Saved data entries:

- - - - - - -

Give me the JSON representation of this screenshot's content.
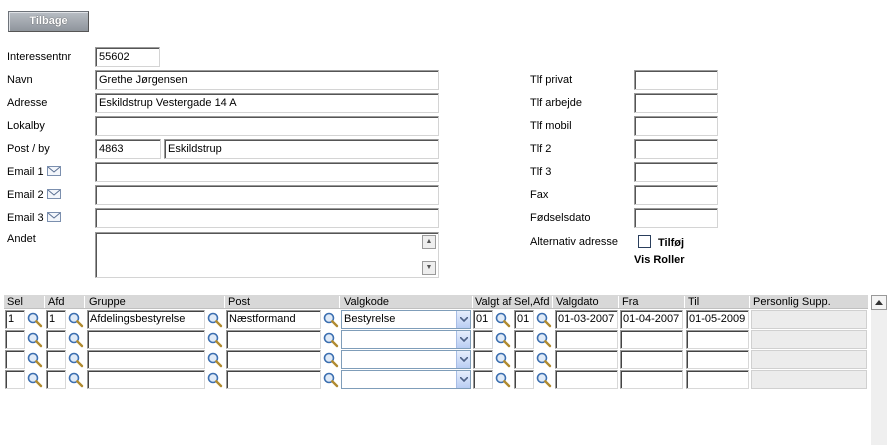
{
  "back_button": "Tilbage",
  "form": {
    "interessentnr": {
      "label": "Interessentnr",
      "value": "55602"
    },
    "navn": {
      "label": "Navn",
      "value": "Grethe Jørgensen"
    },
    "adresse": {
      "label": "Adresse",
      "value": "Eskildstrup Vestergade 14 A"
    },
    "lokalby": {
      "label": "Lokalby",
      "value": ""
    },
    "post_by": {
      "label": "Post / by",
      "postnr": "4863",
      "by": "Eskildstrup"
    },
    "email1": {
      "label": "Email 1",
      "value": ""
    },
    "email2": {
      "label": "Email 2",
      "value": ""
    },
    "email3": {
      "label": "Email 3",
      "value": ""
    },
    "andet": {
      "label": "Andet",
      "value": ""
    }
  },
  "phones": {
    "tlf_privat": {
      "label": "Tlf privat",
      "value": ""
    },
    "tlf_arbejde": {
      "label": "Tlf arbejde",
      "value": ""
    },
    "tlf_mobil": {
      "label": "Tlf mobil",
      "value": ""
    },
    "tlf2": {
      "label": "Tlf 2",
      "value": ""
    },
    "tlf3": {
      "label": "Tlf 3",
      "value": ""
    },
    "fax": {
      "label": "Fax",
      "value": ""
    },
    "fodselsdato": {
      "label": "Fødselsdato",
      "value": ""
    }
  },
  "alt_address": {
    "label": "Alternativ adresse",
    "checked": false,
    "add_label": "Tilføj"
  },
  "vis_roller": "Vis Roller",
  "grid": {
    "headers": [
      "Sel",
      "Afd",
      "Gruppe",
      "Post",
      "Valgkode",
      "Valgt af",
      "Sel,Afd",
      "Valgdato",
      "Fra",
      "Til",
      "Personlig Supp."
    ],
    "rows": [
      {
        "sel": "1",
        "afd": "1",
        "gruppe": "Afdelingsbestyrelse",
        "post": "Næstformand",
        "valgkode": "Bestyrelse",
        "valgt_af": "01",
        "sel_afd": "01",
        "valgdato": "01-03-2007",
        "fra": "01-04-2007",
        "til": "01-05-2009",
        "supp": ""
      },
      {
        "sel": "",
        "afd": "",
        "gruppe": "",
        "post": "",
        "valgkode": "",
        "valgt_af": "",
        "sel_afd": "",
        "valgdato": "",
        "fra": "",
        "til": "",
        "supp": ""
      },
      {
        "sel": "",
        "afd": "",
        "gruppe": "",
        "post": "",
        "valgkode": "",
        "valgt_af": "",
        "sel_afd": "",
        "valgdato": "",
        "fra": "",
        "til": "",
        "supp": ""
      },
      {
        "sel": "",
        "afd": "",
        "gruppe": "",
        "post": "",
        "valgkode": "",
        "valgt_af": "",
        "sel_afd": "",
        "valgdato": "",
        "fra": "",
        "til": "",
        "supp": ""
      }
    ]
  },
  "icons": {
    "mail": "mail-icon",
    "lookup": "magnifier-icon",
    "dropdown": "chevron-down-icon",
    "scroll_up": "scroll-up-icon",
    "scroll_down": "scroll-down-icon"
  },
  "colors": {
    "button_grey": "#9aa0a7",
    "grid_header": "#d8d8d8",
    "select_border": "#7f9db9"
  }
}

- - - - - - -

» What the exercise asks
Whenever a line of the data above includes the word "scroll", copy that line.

» Solution below
    "scroll_up": "scroll-up-icon",
    "scroll_down": "scroll-down-icon"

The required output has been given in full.